What to produce -
The entries are to be output once more, word for word.
[Provided entries]
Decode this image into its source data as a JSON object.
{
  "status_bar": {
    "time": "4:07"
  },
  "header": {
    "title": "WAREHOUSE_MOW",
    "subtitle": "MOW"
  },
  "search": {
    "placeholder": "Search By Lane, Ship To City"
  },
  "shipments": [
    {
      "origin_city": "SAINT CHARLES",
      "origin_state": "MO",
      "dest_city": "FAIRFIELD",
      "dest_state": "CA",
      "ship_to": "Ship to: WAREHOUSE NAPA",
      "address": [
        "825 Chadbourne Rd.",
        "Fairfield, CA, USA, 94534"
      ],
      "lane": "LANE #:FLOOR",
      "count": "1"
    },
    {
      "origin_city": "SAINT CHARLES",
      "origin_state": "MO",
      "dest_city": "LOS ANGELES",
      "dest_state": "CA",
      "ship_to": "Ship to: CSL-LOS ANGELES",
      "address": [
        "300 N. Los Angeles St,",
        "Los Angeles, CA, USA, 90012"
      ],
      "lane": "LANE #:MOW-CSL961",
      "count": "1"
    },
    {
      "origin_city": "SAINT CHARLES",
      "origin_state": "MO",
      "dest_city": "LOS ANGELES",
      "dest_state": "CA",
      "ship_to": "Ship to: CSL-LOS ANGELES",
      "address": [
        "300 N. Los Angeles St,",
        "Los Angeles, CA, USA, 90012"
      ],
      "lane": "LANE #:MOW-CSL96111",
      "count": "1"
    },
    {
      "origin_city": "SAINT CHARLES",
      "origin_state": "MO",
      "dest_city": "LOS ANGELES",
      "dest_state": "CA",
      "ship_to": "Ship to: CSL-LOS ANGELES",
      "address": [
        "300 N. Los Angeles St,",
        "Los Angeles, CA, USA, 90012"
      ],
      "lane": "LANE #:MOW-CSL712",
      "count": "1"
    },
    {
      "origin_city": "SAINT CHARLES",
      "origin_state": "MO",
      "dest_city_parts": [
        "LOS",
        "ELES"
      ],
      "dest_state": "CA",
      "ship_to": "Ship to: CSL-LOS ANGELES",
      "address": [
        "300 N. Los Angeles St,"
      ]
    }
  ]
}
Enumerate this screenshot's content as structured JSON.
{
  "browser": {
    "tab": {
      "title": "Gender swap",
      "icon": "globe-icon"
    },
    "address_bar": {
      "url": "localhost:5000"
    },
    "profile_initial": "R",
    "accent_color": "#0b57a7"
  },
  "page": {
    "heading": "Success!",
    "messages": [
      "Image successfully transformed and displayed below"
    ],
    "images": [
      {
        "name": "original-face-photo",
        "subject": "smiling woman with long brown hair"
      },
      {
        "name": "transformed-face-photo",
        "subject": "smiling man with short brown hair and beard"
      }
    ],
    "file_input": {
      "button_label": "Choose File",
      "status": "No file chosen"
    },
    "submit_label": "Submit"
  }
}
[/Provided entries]
Reply to the task -
Decode this image into its source data as a JSON object.
{
  "status_bar": {
    "time": "4:07"
  },
  "header": {
    "title": "WAREHOUSE_MOW",
    "subtitle": "MOW"
  },
  "search": {
    "placeholder": "Search By Lane, Ship To City"
  },
  "shipments": [
    {
      "origin_city": "SAINT CHARLES",
      "origin_state": "MO",
      "dest_city": "FAIRFIELD",
      "dest_state": "CA",
      "ship_to": "Ship to: WAREHOUSE NAPA",
      "address": [
        "825 Chadbourne Rd.",
        "Fairfield, CA, USA, 94534"
      ],
      "lane": "LANE #:FLOOR",
      "count": "1"
    },
    {
      "origin_city": "SAINT CHARLES",
      "origin_state": "MO",
      "dest_city": "LOS ANGELES",
      "dest_state": "CA",
      "ship_to": "Ship to: CSL-LOS ANGELES",
      "address": [
        "300 N. Los Angeles St,",
        "Los Angeles, CA, USA, 90012"
      ],
      "lane": "LANE #:MOW-CSL961",
      "count": "1"
    },
    {
      "origin_city": "SAINT CHARLES",
      "origin_state": "MO",
      "dest_city": "LOS ANGELES",
      "dest_state": "CA",
      "ship_to": "Ship to: CSL-LOS ANGELES",
      "address": [
        "300 N. Los Angeles St,",
        "Los Angeles, CA, USA, 90012"
      ],
      "lane": "LANE #:MOW-CSL96111",
      "count": "1"
    },
    {
      "origin_city": "SAINT CHARLES",
      "origin_state": "MO",
      "dest_city": "LOS ANGELES",
      "dest_state": "CA",
      "ship_to": "Ship to: CSL-LOS ANGELES",
      "address": [
        "300 N. Los Angeles St,",
        "Los Angeles, CA, USA, 90012"
      ],
      "lane": "LANE #:MOW-CSL712",
      "count": "1"
    },
    {
      "origin_city": "SAINT CHARLES",
      "origin_state": "MO",
      "dest_city_parts": [
        "LOS",
        "ELES"
      ],
      "dest_state": "CA",
      "ship_to": "Ship to: CSL-LOS ANGELES",
      "address": [
        "300 N. Los Angeles St,"
      ]
    }
  ]
}
Enumerate this screenshot's content as structured JSON.
{
  "browser": {
    "tab": {
      "title": "Gender swap",
      "icon": "globe-icon"
    },
    "address_bar": {
      "url": "localhost:5000"
    },
    "profile_initial": "R",
    "accent_color": "#0b57a7"
  },
  "page": {
    "heading": "Success!",
    "messages": [
      "Image successfully transformed and displayed below"
    ],
    "images": [
      {
        "name": "original-face-photo",
        "subject": "smiling woman with long brown hair"
      },
      {
        "name": "transformed-face-photo",
        "subject": "smiling man with short brown hair and beard"
      }
    ],
    "file_input": {
      "button_label": "Choose File",
      "status": "No file chosen"
    },
    "submit_label": "Submit"
  }
}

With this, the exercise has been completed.